On “Social Media Blog,” which discusses the business end of social networking, a basic but often misunderstood topic of social media ROI was highlighted.
The points were pretty simple: social media is growing, and budgets are growing and will grow in 2010 and beyond; ROI is often misunderstood in terms of social media; and a clear definition of how ROI works.
How much are budgets going to grow through 2010 for social media marketing?
First, consider the return on investment policy many companies have. Are they expecting a financial impact or more of a branding route for marketing? What are their goals? The blog post quoted another source on how social media spending is going to increase in leaps and bounds from 2009 to 2010.
It’s expected the majority of companies within the field plan to spend more on social media, while a smaller number plan to continue spending the same amount.

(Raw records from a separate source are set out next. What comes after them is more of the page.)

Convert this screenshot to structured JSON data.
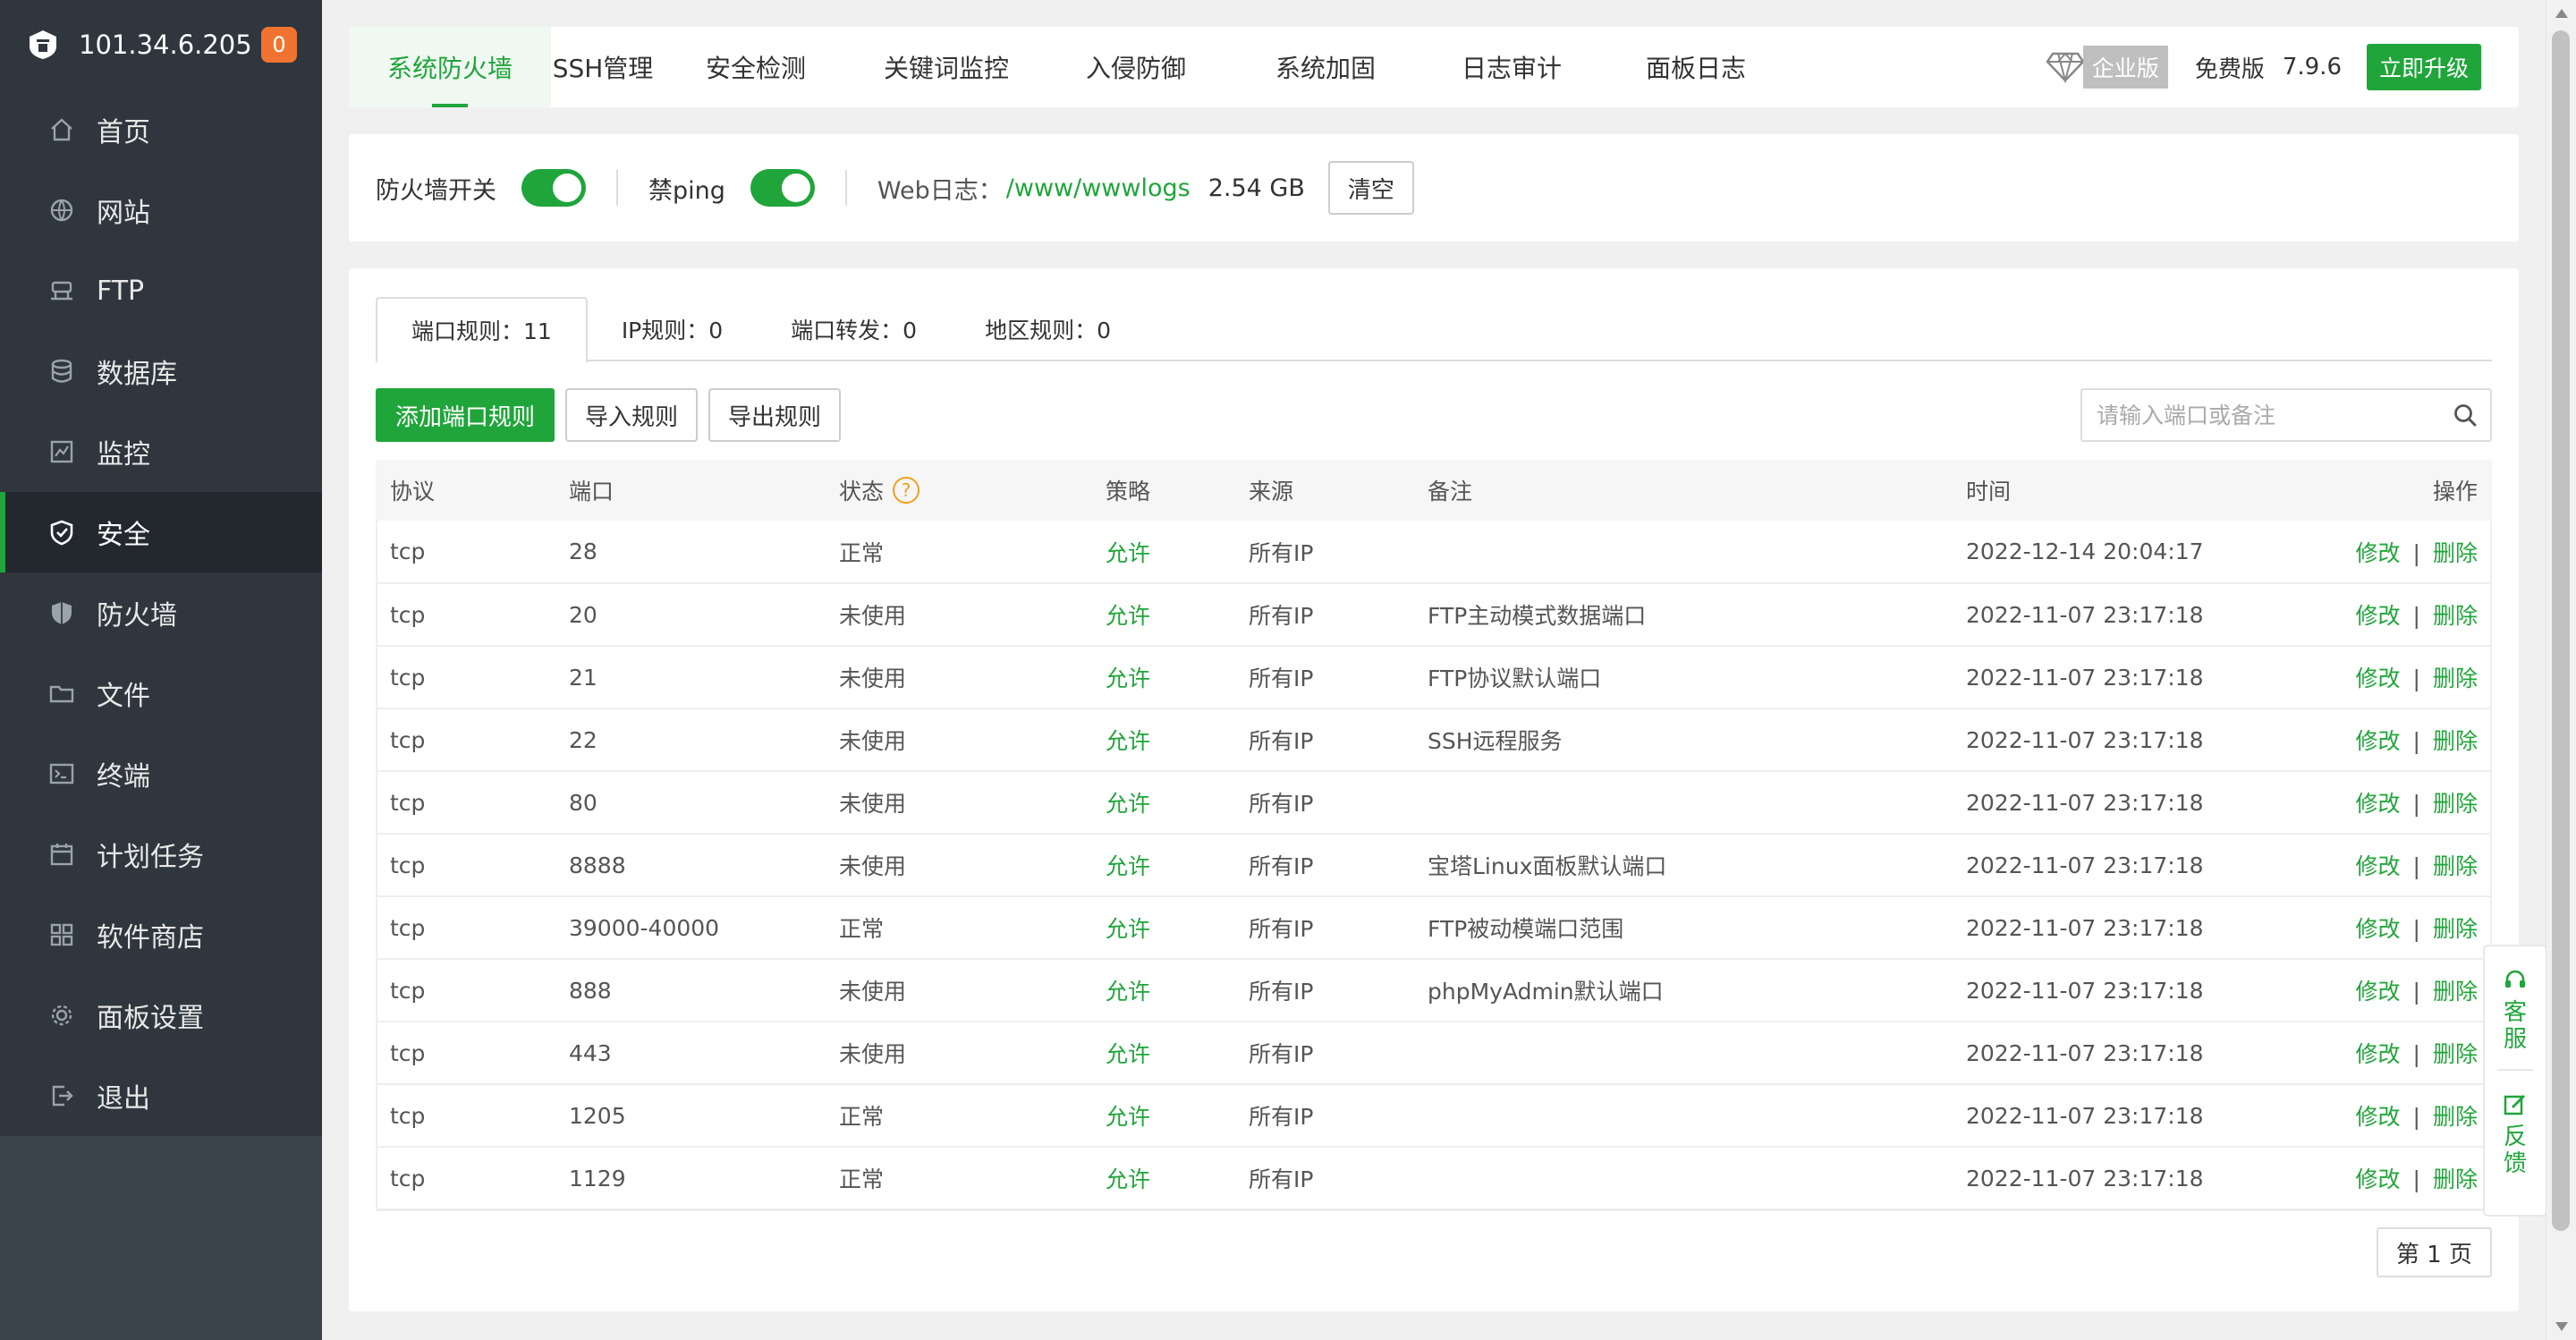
{
  "server": {
    "ip": "101.34.6.205",
    "badge": "0"
  },
  "sidebar": {
    "items": [
      {
        "label": "首页",
        "icon": "home-icon"
      },
      {
        "label": "网站",
        "icon": "globe-icon"
      },
      {
        "label": "FTP",
        "icon": "ftp-icon"
      },
      {
        "label": "数据库",
        "icon": "database-icon"
      },
      {
        "label": "监控",
        "icon": "monitor-icon"
      },
      {
        "label": "安全",
        "icon": "shield-icon",
        "active": true
      },
      {
        "label": "防火墙",
        "icon": "firewall-icon"
      },
      {
        "label": "文件",
        "icon": "folder-icon"
      },
      {
        "label": "终端",
        "icon": "terminal-icon"
      },
      {
        "label": "计划任务",
        "icon": "calendar-icon"
      },
      {
        "label": "软件商店",
        "icon": "apps-icon"
      },
      {
        "label": "面板设置",
        "icon": "gear-icon"
      },
      {
        "label": "退出",
        "icon": "logout-icon"
      }
    ]
  },
  "topnav": {
    "tabs": [
      "系统防火墙",
      "SSH管理",
      "安全检测",
      "关键词监控",
      "入侵防御",
      "系统加固",
      "日志审计",
      "面板日志"
    ],
    "enterprise": "企业版",
    "free": "免费版",
    "version": "7.9.6",
    "upgrade": "立即升级"
  },
  "togglebar": {
    "firewall_label": "防火墙开关",
    "ping_label": "禁ping",
    "weblog_label": "Web日志：",
    "weblog_path": "/www/wwwlogs",
    "weblog_size": "2.54 GB",
    "clear": "清空"
  },
  "subtabs": [
    "端口规则：11",
    "IP规则：0",
    "端口转发：0",
    "地区规则：0"
  ],
  "actions": {
    "add": "添加端口规则",
    "import": "导入规则",
    "export": "导出规则"
  },
  "search": {
    "placeholder": "请输入端口或备注"
  },
  "table": {
    "headers": [
      "协议",
      "端口",
      "状态",
      "策略",
      "来源",
      "备注",
      "时间",
      "操作"
    ],
    "edit": "修改",
    "sep": "|",
    "delete": "删除",
    "rows": [
      {
        "protocol": "tcp",
        "port": "28",
        "status": "正常",
        "policy": "允许",
        "source": "所有IP",
        "note": "",
        "time": "2022-12-14 20:04:17"
      },
      {
        "protocol": "tcp",
        "port": "20",
        "status": "未使用",
        "policy": "允许",
        "source": "所有IP",
        "note": "FTP主动模式数据端口",
        "time": "2022-11-07 23:17:18"
      },
      {
        "protocol": "tcp",
        "port": "21",
        "status": "未使用",
        "policy": "允许",
        "source": "所有IP",
        "note": "FTP协议默认端口",
        "time": "2022-11-07 23:17:18"
      },
      {
        "protocol": "tcp",
        "port": "22",
        "status": "未使用",
        "policy": "允许",
        "source": "所有IP",
        "note": "SSH远程服务",
        "time": "2022-11-07 23:17:18"
      },
      {
        "protocol": "tcp",
        "port": "80",
        "status": "未使用",
        "policy": "允许",
        "source": "所有IP",
        "note": "",
        "time": "2022-11-07 23:17:18"
      },
      {
        "protocol": "tcp",
        "port": "8888",
        "status": "未使用",
        "policy": "允许",
        "source": "所有IP",
        "note": "宝塔Linux面板默认端口",
        "time": "2022-11-07 23:17:18"
      },
      {
        "protocol": "tcp",
        "port": "39000-40000",
        "status": "正常",
        "policy": "允许",
        "source": "所有IP",
        "note": "FTP被动模端口范围",
        "time": "2022-11-07 23:17:18"
      },
      {
        "protocol": "tcp",
        "port": "888",
        "status": "未使用",
        "policy": "允许",
        "source": "所有IP",
        "note": "phpMyAdmin默认端口",
        "time": "2022-11-07 23:17:18"
      },
      {
        "protocol": "tcp",
        "port": "443",
        "status": "未使用",
        "policy": "允许",
        "source": "所有IP",
        "note": "",
        "time": "2022-11-07 23:17:18"
      },
      {
        "protocol": "tcp",
        "port": "1205",
        "status": "正常",
        "policy": "允许",
        "source": "所有IP",
        "note": "",
        "time": "2022-11-07 23:17:18"
      },
      {
        "protocol": "tcp",
        "port": "1129",
        "status": "正常",
        "policy": "允许",
        "source": "所有IP",
        "note": "",
        "time": "2022-11-07 23:17:18"
      }
    ]
  },
  "pager": {
    "label": "第 1 页"
  },
  "float": {
    "service": "客服",
    "feedback": "反馈"
  },
  "colors": {
    "accent": "#20a53a",
    "sidebar": "#3c444d",
    "badge": "#f0732f"
  }
}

In order to see whether or not companies will focus on ROI for social media marketing, you have to know what is and isn’t ROI.
What’s not ROI?

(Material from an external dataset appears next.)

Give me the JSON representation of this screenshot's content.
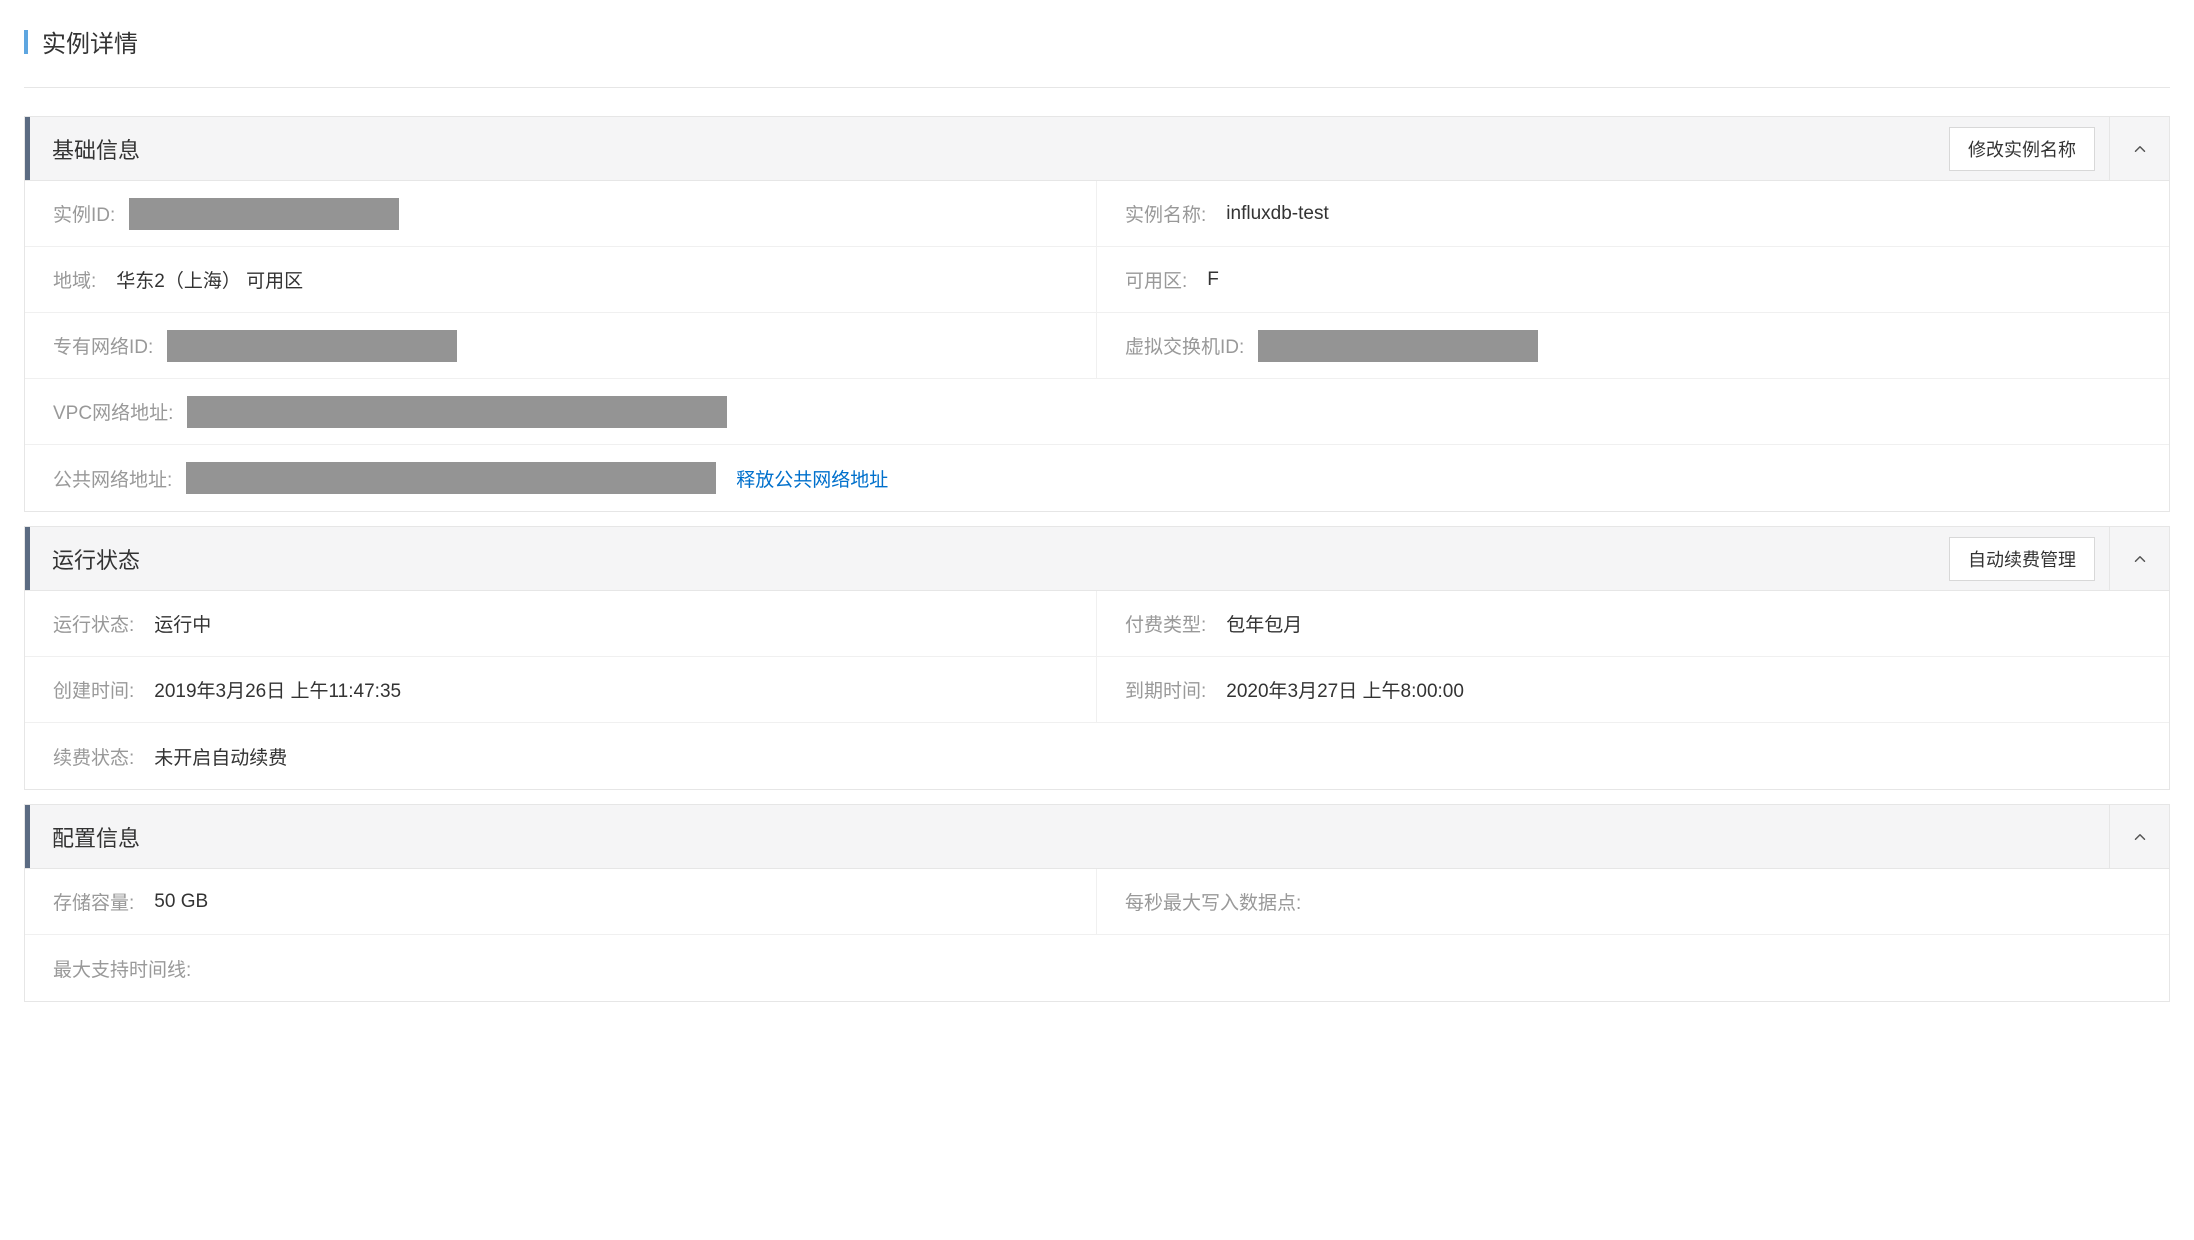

-The number of followers you have on Facebook, Twitter, and MySpace, or the connections you have on LinkedIn.
-An increase in page views
-Increase in brand awareness
A return on investment is when a customer makes a purchase, and the profit you make from that purchase. Technically, it could be a click on an ad, a pair of shoes, or a service sale, but the point is you initially invested money into bringing the customer there, the ROI, and they bought something. In math, it’s the amount of sale minus your expenses which equals profit.
There is also a misconception on what ROI is in terms of the past and future. ROI happened. It’s not projected sales for 2011 or 2012. It’s the actual rate of sales you made in the past.
ROI is the financial end of the social media marketing event, not the non-financial. That means your social media marketing budget should account for increase in sales, not hits, subscribers, or other non-financial aspects.
With social media marketing performance being more and more about ROI, it’s important to keep the definitions correct in order to plan a budget.
The post also contains a very relevant slideshare presentation by well-known social media marketing expert Olivier Blanchard (I already mentioned him in my follow-up post on my ‘open post to the pied piper of the online world’.
Click your way through the presentation below and I’ll talk more about ROI in general later. Not only from a social media marketing viewpoint but from a much broader perspective.
Join me in the Social Marketing Forum